As you can imagine, the Albin Polasek Museum and Sculpture Gardens are a popular destination for weddings and other special events. The radiant flora of the Polasek gardens coupled with the backdrop of lazy Lake Osceola can create some impressive photography. Here’s a few of my favorites…
Albin Polasek was said to have been a deeply religious man, and elements of his Christian faith were visible throughout the tour of the Museum and Gardens…
The Polasek Museum gallery also features rotating exhibitions by contemporary artists as well as historical collections. On our visit we ‘stumbled’ upon Byron Walker, a native Floridian artist who resides in Winter Park. He specializes in sculptural art and landscape development. He told us that the intent of his work is to assemble and display materials in ways they were not originally designed to function. Most of his current works are created from recyclable materials such as windshield glass, wood, steel, plastics, stone, organic matter, and plant life. I took his picture (see photo below) with a piece that was on display in the Polasek Gardens — an oversized chair made from 1,255 feet of garden hose. Pretty creative, huh? I told Byron I had seen a smaller, similar version during Epcot’s International Flower and Garden Festival a few years ago, and to my amazement he said he was the artist that created it for Disney! It’s a small world after all… (pun intended!).
Winter Park Paint Out — A Plein Air Festival
For 8 years the Polasek Museum has hosted the Winter Park Paint Out, an annual plain air festival. En Plein Air is a French term meaning “in the open air” and describes art works painted outdoors with the subject directly in view rather than in a studio. Since the event takes place the last week of April, they were busy making last minute preparations during our visit. If you’ve never been to the Museum, this is a fantastic time to go. Free admission is offered during the week-long festival, along with oil and acrylic painting demonstrations by 25 nationally acclaimed artists. What could be better than a front-row seat to creativity? In addition, the Saturday Night Garden Party is a special paid event that allows you to mingle with the artists (a sell-out every year) and purchase their one-of-a-kind artwork.
UPCOMING SPECIAL EVENT:
9th Annual Winter Park Paint Out
Host: Albin Polasek Museum and Sculpture Gardens
Where: 633 Osceola Ave, Winter Park, Florida 32789
When: April 23 – 29, 2017
For additional information check out the event page on the Albin Polasek Museum website!
Albin Polasek Gardens — Heaven on Earth!
As I was leaving the Albin Polasek Sculpture Gardens, contemplating my next stop at The Morse Museum (with the most comprehensive collection of Tiffany Glass in the world!), I couldn’t help but notice the exquisite beauty of this Angel’s Trumpet shrub.

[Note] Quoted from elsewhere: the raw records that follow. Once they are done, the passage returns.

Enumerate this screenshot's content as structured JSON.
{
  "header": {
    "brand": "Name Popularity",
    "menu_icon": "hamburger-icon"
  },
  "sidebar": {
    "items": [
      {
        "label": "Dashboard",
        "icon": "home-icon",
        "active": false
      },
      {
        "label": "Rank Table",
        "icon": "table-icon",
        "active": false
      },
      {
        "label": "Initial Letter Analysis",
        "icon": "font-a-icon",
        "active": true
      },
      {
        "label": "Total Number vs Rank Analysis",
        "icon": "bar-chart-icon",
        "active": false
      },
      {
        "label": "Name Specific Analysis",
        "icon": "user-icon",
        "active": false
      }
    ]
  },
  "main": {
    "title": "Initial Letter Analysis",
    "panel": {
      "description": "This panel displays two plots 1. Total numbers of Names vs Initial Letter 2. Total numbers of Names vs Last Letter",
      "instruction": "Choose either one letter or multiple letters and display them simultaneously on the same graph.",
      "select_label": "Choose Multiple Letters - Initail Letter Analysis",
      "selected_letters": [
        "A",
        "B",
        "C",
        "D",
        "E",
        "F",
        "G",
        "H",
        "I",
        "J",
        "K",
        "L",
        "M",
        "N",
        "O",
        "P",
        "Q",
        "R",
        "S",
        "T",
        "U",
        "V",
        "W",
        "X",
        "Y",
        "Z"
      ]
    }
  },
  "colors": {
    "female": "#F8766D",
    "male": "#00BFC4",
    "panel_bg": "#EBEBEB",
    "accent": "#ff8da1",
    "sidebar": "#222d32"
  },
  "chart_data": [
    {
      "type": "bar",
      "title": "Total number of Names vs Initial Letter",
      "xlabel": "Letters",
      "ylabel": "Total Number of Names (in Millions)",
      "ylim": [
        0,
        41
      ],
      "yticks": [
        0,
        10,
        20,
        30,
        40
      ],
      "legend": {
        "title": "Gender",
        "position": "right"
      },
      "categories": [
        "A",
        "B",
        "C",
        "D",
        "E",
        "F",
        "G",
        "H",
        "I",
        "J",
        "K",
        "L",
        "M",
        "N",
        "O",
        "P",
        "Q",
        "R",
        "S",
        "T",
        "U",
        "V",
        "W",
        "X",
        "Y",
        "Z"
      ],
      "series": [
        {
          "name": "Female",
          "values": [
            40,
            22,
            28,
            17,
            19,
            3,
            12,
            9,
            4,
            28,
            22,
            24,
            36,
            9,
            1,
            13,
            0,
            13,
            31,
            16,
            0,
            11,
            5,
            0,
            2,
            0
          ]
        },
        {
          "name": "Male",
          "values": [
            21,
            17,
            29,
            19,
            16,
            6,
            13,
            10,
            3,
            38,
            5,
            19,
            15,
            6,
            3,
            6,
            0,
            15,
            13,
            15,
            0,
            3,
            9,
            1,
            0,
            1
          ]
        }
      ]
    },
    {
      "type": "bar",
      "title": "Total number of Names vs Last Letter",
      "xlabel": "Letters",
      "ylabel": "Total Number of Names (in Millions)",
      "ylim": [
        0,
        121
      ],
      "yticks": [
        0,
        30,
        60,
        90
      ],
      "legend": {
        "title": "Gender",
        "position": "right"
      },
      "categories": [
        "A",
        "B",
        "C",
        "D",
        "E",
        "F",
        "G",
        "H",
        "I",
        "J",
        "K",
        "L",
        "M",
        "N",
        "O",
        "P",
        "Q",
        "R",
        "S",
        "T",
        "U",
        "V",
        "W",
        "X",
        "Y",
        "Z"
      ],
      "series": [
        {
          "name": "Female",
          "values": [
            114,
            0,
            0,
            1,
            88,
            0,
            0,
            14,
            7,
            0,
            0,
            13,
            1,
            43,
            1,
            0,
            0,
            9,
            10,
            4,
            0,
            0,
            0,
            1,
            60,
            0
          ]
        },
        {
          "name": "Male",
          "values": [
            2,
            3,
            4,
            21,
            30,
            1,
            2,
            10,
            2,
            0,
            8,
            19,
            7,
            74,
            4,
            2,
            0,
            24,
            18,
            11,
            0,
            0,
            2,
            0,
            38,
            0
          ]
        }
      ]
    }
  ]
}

The exotic beauty of its large trumpet-shaped fragrant blooms were a showstopper for me, and a reminder of what a heavenly day I had at the Gardens. It was enough to make my heart sing. What a great birthday celebration I had in Winter Park… it was almost as if Mr. Polasek and the angels themselves were smiling down upon me!
Have you been to the Albin Polasek Museum and Sculpture Gardens in Winter Park? Please share your experience or helpful information with our readers. Or perhaps you have a question? Simply reply in the comment box below — I’ll try my best to answer it!